Going back to the early days of LeadershipVoices.com, you will find some thoughts and words expressed by some guest authors on the importance of being a “sheepdog” and guarding the “sheep.” Although there was no intent to make a value judgment, many leaders are drawn to the sheepdog when asked to describe themselves and given the choice between the two options.
But what about the shepherd?
Yeah, what about the shepherd? Where does he fit into all of this? My experience in animal husbandry was as a hired hand on a dairy farm back in the late 1970s. I don’t have a lot of experience with sheep. But this much I do know. It is the shepherd that leads the sheep. It is not the sheepdog. The sheepdog serves a vital function. The sheepdog is quick and agile and is able to run so much faster than the shepherd. But note that the sheepdog takes commands and directions from the shepherd and then goes out and performs them with great energy and efficiency.

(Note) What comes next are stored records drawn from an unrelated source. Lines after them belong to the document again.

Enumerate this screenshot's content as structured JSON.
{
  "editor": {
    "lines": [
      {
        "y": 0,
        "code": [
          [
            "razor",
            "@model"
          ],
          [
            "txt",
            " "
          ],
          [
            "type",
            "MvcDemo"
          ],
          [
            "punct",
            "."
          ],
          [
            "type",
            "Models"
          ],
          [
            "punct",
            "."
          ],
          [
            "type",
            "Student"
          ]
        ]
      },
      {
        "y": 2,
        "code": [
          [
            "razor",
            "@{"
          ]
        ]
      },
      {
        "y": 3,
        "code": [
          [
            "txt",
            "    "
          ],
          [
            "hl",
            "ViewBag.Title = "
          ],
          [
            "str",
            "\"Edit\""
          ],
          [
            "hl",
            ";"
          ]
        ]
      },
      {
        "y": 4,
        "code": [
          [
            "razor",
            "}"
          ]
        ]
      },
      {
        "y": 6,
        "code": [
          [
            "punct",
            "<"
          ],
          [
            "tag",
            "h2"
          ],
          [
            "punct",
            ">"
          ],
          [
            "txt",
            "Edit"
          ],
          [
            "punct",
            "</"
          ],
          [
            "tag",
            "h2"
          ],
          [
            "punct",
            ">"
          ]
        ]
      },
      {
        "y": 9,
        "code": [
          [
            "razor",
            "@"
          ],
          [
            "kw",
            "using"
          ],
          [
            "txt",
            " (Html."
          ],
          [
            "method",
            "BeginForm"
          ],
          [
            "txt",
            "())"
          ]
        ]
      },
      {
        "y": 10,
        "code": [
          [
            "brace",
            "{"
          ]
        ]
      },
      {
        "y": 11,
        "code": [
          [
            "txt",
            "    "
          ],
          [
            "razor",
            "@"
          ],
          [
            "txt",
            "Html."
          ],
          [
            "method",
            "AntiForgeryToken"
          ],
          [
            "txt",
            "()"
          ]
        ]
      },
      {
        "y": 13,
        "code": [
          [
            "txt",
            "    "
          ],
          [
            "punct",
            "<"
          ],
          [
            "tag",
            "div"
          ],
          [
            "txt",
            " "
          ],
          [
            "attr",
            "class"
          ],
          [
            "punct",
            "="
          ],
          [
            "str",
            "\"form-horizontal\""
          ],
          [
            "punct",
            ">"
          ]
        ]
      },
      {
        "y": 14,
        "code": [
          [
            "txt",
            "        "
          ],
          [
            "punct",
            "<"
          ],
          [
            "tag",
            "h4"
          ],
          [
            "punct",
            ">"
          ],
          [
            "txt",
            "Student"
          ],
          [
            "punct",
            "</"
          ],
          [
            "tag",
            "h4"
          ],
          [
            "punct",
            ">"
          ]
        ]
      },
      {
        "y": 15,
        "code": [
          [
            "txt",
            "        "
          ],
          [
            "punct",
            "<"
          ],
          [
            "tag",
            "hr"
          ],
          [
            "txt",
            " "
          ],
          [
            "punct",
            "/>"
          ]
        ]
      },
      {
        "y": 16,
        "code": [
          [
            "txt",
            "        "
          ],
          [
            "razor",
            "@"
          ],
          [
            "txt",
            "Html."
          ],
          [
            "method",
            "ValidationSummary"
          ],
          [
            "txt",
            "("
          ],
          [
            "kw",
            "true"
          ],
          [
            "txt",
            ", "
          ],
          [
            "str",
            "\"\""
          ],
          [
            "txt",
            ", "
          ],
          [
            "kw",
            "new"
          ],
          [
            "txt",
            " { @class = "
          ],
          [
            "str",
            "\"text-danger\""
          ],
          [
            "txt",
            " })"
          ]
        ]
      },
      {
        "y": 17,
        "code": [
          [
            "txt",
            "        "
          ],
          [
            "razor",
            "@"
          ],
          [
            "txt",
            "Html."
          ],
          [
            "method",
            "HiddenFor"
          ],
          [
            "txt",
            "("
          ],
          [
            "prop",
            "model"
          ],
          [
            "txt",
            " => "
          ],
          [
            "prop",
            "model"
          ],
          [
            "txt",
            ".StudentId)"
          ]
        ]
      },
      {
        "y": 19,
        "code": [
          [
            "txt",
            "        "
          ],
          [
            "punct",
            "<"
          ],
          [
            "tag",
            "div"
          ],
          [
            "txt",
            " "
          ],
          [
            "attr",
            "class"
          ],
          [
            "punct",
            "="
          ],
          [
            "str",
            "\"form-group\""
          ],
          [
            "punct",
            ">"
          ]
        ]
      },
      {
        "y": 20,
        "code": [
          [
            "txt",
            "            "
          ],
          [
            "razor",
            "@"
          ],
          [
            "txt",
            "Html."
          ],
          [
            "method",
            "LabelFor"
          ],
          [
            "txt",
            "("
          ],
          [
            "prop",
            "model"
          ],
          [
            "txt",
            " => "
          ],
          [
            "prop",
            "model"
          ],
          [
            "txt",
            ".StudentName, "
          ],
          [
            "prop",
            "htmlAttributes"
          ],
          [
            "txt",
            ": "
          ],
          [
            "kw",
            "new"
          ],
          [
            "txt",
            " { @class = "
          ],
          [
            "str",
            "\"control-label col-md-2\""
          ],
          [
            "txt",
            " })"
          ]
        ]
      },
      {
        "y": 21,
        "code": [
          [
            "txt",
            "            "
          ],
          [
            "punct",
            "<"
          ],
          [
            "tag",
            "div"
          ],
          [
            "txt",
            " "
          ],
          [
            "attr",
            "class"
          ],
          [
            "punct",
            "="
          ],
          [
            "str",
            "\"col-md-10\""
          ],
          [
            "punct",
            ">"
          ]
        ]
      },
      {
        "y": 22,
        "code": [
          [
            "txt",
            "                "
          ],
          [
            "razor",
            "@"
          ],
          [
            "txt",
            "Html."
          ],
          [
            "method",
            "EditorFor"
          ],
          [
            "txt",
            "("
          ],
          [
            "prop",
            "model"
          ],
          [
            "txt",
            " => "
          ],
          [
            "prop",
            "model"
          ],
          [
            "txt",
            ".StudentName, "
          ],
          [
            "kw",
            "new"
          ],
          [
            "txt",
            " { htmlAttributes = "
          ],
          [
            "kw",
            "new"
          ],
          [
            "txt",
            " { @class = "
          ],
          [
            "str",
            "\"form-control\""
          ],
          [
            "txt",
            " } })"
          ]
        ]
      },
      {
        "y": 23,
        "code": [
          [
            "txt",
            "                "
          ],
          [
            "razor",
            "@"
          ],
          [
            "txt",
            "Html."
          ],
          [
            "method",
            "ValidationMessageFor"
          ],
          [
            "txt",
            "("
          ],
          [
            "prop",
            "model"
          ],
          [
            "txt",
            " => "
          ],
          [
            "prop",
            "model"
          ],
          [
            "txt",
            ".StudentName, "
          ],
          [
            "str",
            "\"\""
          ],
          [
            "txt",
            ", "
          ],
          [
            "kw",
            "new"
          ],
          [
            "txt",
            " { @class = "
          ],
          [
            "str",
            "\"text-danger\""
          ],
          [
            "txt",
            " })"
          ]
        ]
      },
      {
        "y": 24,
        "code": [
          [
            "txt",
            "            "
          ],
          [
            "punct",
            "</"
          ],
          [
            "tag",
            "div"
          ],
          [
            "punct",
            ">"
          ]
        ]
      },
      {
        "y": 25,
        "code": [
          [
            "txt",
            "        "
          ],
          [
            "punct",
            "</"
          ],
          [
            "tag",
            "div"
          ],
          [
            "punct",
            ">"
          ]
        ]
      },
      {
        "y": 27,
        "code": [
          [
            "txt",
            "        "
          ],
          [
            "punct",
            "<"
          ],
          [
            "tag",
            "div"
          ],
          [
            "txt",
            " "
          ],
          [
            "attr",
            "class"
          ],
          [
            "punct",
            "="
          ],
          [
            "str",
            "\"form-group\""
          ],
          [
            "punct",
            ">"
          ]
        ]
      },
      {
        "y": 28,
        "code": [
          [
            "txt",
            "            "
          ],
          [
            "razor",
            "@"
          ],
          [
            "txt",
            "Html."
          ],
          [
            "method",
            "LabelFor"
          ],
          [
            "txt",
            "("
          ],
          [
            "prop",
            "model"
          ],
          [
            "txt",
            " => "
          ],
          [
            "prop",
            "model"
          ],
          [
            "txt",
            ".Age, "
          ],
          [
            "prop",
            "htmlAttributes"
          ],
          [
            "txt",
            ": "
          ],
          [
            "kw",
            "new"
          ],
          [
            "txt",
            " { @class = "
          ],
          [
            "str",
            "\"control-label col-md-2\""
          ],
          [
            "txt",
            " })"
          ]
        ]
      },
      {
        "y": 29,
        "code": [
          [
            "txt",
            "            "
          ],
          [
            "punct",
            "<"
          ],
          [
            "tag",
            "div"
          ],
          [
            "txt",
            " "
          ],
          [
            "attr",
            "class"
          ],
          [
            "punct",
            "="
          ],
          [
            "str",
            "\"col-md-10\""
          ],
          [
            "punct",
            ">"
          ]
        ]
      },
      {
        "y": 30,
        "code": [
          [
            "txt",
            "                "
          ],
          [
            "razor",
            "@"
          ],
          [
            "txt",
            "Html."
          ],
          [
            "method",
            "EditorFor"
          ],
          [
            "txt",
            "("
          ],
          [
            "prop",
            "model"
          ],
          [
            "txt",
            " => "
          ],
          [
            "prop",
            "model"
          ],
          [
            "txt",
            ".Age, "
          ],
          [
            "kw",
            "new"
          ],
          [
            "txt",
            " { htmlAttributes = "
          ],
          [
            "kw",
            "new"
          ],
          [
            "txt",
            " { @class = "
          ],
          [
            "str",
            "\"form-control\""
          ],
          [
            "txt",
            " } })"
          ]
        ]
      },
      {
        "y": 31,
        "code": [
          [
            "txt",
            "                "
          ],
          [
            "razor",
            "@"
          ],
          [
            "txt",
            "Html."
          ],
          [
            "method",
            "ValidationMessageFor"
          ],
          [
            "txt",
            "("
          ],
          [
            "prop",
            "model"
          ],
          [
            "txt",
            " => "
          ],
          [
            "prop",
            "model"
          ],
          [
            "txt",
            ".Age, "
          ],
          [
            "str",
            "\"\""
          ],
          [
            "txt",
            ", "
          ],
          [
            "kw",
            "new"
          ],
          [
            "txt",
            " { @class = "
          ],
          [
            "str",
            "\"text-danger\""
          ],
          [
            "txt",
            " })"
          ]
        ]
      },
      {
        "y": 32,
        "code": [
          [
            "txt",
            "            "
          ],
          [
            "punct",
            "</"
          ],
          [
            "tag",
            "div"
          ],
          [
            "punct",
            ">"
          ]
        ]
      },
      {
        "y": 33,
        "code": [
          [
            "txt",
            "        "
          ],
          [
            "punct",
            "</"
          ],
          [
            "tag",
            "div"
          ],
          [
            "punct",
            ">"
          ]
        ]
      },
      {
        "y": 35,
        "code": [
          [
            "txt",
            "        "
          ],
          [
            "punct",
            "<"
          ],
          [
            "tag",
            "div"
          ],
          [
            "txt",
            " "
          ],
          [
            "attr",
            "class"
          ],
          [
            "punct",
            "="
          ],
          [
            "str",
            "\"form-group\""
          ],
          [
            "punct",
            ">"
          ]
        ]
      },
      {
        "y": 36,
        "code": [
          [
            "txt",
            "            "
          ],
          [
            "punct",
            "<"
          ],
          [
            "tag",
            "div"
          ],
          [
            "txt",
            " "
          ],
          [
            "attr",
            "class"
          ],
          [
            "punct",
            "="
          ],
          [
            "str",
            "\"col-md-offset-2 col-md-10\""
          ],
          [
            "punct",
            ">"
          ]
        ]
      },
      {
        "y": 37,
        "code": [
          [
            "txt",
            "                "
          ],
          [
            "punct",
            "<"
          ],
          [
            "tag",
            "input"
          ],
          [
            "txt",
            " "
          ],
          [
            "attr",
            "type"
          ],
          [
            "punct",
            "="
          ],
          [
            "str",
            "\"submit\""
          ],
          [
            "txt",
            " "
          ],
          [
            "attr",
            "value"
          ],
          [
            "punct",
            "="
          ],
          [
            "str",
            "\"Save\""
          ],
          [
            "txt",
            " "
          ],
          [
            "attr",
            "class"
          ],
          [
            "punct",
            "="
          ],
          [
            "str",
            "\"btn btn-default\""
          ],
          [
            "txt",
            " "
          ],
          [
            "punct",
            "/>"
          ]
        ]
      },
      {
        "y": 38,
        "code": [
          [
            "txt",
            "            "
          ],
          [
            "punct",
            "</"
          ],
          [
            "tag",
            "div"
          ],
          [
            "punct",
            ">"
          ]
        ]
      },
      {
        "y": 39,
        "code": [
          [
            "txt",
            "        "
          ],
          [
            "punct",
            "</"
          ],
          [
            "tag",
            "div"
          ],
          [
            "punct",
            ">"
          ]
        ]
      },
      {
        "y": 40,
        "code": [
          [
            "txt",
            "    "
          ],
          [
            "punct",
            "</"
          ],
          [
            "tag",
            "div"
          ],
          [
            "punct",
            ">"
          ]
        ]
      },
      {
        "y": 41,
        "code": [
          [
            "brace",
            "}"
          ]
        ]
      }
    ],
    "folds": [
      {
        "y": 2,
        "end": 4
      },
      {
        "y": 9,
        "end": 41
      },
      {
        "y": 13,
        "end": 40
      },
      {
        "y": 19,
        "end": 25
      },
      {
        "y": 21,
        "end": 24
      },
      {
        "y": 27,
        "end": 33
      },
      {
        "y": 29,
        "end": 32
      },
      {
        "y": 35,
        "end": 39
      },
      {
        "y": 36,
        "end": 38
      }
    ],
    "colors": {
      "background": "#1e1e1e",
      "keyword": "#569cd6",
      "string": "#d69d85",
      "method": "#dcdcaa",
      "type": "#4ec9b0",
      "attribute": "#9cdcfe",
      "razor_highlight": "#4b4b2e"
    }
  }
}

Many times the sheepdog acts without explicit direction from the shepherd. The sheepdog, having been trained by the shepherd, sees that the sheep that are wandering from the rest of the flock and will instinctively go and round them up. The sheepdog will jump into the fray and into the face of danger in order to protect the sheep from wild animals or predators.
But the sheepdog does not survey the land and choose the path that the flock will take. The sheepdog cannot select the greenest pastures. Because the sheepdog’s diet is not the same as the sheep and therefore it cannot judge the quality of the grazing land. In fact, to be completely honest, the sheepdog could be completely content to eat one of the sheep that it guards. Just let that sink in for a second. These are just several shortcomings of the vaunted sheepdog.
Strengths of the Shepherd
So, what are the strengths of the shepherd? The greatest strength of the shepherd is that, by virtue of his height, he can see much farther than either the sheep or the sheepdog. He has a perspective that they do not. He has the strength of determination. He is committed to the sheep and to the task of caring for their overall wellbeing.
Shortcomings of the Shepherd
It would be easy to assume that the shepherd is perfect and has no shortcomings. Sadly, that is not the case. For one, the shepherd cannot attend to the needs and the safety of all of the sheep at the same time. The shepherd must rely on the sheepdogs to help and be attentive to the protection of the sheep on the far side of the flock. Further, the shepherd must rest from time to time. It is in those times that the shepherd leans heavily on the sheepdogs who can be watchful while the shepherd gets some rest.
A Perfect Analogy?
Is this a perfect leadership analogy? Of course not. But I think it does shed some light on the value of the role of both shepherd and sheepdog. Many are drawn to the glamor and excitement of being a sheepdog. I tend to be that way by nature. But we must not forget the role of the shepherd. He is the leader of the flock.
Are you a sheep, a sheepdog, or the oft-forgotten shepherd?
[shareable cite=”Kevin Bowser” text=”It is the shepherd that leads the sheep. It is not the sheepdog. #leadership #sheepdog #shepherd”]It is the shepherd that leads the sheep. It is not the sheepdog. [/shareable]